The task >>
Every line with "background" in it should be copied from the data.

Given data >>
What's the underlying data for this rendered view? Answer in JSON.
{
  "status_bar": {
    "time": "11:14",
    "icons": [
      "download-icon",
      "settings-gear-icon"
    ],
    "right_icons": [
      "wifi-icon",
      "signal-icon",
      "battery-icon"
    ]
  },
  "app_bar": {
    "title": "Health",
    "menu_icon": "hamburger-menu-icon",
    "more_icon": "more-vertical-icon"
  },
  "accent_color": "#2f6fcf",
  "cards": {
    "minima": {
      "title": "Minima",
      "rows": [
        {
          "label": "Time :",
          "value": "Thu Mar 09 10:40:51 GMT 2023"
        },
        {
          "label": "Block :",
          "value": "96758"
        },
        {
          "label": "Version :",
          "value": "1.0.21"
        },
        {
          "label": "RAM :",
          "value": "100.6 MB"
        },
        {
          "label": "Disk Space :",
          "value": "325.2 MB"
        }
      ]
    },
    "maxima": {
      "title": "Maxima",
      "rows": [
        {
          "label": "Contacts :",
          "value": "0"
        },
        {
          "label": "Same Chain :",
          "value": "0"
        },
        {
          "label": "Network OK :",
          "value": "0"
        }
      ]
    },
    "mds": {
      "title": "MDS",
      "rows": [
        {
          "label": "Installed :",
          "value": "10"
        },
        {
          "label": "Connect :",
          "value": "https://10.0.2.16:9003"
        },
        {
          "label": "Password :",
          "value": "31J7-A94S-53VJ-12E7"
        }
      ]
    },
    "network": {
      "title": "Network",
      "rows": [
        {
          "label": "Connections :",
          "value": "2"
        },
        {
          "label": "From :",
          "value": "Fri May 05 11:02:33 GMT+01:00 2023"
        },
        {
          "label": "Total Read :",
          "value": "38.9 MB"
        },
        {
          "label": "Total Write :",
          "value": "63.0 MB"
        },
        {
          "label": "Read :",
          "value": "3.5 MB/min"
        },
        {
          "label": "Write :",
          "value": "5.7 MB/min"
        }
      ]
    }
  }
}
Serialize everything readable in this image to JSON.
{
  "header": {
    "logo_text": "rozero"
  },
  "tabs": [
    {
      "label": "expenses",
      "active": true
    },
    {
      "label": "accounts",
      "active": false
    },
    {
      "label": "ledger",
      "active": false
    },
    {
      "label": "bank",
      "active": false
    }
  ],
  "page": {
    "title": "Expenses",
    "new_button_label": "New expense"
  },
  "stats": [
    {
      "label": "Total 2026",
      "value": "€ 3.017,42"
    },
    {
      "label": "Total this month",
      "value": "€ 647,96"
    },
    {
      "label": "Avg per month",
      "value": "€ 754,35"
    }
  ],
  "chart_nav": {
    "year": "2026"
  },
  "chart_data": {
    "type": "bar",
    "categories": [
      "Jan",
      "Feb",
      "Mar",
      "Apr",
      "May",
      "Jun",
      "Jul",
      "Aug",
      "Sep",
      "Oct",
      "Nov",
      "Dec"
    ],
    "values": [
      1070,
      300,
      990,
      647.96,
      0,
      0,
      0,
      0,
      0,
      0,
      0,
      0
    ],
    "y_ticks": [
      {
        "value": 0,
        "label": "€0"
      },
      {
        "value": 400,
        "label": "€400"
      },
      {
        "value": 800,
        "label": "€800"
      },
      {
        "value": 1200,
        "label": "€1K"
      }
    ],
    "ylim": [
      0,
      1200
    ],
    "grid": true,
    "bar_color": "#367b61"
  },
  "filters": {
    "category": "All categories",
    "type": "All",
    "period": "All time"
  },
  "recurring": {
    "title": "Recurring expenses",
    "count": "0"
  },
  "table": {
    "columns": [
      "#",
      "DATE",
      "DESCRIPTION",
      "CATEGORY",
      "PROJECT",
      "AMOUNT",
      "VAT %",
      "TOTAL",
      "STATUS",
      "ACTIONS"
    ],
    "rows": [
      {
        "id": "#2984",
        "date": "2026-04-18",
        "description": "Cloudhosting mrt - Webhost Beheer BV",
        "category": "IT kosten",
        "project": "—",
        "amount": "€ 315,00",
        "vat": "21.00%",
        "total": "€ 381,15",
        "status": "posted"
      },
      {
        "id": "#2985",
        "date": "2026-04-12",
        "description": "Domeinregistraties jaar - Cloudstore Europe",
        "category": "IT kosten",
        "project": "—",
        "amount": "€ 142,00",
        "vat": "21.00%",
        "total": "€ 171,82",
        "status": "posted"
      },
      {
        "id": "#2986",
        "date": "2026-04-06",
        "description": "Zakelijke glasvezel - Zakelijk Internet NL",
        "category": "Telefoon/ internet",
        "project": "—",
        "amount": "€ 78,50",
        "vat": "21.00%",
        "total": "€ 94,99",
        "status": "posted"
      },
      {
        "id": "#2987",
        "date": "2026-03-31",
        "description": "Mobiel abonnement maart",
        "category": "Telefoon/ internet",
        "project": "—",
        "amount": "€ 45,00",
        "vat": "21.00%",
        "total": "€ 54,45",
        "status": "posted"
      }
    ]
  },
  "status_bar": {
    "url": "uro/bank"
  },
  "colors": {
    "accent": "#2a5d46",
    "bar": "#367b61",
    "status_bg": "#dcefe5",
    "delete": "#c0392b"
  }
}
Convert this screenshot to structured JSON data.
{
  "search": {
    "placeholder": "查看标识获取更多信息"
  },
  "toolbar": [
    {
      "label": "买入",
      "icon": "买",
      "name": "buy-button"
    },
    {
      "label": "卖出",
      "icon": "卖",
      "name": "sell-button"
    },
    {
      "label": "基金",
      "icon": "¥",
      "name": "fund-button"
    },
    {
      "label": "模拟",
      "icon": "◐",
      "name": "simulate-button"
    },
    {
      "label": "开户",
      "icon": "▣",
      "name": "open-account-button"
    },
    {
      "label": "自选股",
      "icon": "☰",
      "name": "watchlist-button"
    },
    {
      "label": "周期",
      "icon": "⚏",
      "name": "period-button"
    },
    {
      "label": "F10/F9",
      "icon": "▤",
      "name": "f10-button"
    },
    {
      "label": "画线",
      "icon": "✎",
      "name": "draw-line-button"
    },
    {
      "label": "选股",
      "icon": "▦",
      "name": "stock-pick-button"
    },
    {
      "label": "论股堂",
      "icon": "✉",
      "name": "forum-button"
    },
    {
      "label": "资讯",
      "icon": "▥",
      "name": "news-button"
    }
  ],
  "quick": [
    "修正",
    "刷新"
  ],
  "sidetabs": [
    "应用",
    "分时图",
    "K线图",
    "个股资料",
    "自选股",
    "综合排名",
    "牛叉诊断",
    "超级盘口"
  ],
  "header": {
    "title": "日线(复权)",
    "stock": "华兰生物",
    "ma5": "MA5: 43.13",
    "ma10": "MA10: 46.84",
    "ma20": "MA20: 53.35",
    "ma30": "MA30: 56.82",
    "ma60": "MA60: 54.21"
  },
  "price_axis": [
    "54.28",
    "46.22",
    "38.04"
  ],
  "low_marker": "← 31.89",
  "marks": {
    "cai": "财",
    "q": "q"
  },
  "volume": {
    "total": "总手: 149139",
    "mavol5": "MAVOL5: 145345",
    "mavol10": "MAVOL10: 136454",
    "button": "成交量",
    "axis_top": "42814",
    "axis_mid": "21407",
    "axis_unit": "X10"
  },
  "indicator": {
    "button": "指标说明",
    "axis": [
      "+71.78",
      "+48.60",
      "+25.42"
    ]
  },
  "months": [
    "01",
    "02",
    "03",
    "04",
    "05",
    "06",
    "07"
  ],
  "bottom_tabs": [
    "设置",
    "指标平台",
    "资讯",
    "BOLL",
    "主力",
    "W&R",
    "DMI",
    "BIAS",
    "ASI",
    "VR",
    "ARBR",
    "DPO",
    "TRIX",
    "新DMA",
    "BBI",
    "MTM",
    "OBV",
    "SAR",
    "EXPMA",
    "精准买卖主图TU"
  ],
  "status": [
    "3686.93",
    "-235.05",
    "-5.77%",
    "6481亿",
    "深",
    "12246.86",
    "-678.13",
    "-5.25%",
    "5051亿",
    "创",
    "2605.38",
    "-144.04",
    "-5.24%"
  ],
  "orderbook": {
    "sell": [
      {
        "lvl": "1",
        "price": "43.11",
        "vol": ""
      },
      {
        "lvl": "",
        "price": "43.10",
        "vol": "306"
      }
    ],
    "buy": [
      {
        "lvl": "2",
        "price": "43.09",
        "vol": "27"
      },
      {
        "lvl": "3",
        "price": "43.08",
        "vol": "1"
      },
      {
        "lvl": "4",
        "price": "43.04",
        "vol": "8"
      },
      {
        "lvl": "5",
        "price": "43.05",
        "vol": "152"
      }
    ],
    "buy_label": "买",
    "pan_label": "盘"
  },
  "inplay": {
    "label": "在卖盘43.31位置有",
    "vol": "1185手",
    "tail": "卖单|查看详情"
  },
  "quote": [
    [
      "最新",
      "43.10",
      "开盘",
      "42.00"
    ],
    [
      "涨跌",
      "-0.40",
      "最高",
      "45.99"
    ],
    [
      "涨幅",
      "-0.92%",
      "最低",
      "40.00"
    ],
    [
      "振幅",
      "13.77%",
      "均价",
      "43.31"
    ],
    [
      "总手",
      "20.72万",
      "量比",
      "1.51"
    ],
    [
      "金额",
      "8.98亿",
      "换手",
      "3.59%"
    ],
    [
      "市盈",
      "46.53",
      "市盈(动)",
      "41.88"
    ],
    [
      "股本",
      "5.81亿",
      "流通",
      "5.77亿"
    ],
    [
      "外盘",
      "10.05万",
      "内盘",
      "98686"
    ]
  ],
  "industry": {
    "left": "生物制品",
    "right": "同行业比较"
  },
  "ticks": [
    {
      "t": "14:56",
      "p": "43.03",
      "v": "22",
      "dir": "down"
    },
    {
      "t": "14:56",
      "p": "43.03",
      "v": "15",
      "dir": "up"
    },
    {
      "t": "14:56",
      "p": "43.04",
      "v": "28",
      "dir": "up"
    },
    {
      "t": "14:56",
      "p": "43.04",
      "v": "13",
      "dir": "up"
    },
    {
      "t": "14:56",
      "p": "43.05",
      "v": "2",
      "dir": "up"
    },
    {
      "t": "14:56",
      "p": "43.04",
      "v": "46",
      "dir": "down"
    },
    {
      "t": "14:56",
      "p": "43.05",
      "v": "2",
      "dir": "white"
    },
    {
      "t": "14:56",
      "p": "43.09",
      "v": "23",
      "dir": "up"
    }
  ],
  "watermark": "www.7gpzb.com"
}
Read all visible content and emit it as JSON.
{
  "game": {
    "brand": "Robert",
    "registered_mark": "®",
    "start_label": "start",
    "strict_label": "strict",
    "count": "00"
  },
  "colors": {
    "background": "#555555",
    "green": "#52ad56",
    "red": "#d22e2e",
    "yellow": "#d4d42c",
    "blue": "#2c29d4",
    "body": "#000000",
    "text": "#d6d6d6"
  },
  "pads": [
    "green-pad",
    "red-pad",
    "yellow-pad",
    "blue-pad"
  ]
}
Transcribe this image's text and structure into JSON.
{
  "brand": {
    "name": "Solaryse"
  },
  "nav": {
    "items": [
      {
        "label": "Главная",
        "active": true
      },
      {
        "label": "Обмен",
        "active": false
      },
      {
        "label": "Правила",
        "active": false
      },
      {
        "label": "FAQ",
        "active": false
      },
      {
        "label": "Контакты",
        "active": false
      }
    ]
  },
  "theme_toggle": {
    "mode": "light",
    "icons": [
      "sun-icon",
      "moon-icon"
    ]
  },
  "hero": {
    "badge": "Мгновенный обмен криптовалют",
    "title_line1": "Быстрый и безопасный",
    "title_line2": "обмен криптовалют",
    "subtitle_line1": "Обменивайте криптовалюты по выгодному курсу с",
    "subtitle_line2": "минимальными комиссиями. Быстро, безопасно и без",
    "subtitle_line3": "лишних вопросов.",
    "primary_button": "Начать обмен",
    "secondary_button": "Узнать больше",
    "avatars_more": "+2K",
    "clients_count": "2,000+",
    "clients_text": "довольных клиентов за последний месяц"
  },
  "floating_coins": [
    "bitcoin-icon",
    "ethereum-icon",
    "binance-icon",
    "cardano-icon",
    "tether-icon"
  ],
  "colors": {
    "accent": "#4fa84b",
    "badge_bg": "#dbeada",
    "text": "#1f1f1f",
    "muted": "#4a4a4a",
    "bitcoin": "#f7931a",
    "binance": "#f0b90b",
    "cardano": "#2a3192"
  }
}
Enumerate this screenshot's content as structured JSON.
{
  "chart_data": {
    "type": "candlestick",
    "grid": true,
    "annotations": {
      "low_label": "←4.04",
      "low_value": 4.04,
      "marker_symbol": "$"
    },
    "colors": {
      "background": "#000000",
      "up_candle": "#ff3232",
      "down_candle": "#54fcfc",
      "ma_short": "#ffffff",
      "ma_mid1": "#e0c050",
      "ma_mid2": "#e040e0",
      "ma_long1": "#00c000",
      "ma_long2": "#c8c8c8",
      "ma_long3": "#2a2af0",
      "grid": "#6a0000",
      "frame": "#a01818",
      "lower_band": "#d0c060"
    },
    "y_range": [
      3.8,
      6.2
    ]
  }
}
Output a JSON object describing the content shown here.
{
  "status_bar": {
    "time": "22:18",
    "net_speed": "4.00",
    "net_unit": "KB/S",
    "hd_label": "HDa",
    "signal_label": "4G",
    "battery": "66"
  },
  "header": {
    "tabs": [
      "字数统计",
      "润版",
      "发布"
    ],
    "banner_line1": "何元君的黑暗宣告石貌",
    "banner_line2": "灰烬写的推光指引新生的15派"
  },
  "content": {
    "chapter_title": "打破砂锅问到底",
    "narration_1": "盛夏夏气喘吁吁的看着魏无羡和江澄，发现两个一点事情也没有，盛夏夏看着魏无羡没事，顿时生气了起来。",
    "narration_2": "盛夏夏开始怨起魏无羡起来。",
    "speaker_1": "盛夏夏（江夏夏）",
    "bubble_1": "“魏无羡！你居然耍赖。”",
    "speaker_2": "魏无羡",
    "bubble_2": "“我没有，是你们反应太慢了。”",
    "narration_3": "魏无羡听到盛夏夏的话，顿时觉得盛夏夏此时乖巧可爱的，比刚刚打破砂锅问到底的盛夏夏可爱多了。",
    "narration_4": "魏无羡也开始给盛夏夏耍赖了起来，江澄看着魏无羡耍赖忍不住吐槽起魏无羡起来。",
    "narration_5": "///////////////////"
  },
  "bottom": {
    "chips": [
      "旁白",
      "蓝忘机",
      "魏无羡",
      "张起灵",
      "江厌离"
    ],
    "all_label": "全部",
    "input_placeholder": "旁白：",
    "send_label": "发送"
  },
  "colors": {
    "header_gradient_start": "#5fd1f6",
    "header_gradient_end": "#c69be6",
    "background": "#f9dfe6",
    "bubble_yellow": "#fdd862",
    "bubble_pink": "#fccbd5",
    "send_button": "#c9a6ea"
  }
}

Result >>
    "background": "#555555",
      "background": "#000000",
    "background": "#f9dfe6",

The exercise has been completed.